● EXERCISE: Pull every line containing "DESRESPEITO" out of the material below.
*** RECORDS FOR THIS EXERCISE ***
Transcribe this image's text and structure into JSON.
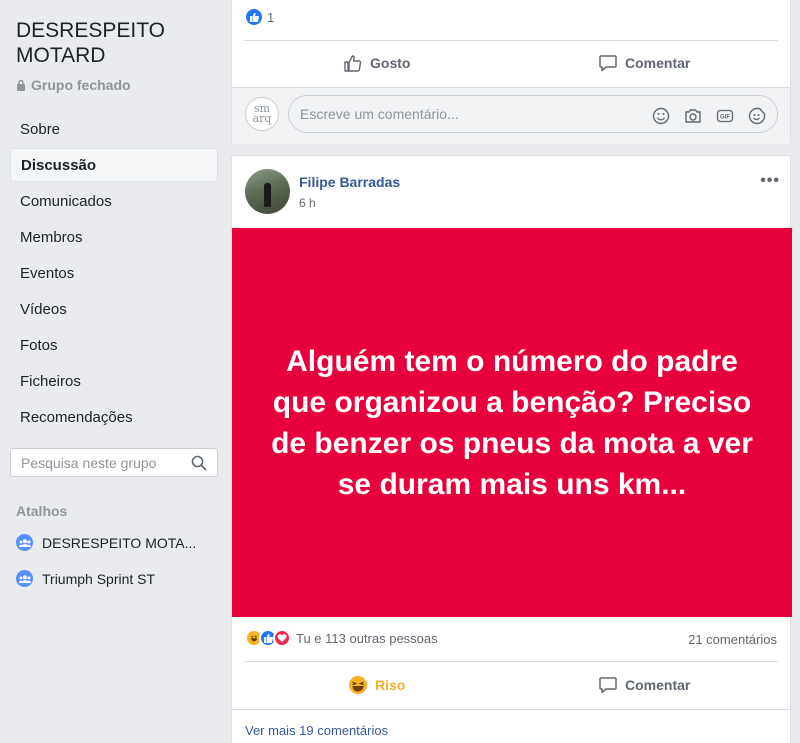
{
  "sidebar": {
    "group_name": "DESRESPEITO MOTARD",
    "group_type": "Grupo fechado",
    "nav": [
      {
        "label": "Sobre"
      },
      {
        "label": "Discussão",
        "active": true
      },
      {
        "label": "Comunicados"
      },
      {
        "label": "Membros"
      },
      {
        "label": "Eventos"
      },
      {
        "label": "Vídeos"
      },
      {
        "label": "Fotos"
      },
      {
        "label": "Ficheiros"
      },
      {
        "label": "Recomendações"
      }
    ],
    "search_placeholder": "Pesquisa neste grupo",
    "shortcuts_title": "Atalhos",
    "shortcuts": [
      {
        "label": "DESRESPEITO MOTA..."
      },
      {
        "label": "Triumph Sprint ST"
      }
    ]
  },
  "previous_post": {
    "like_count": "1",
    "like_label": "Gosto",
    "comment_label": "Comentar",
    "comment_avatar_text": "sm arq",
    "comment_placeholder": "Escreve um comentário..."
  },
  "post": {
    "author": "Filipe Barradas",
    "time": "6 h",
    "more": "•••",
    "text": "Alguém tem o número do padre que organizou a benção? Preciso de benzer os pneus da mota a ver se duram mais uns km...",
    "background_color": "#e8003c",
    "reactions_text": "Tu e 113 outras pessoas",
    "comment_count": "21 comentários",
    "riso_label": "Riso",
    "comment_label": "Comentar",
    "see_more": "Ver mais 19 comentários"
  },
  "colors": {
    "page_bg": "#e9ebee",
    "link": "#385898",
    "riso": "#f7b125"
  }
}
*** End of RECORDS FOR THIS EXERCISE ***
● SOLUTION TO THE EXERCISE:
    "group_name": "DESRESPEITO MOTARD",
        "label": "DESRESPEITO MOTA..."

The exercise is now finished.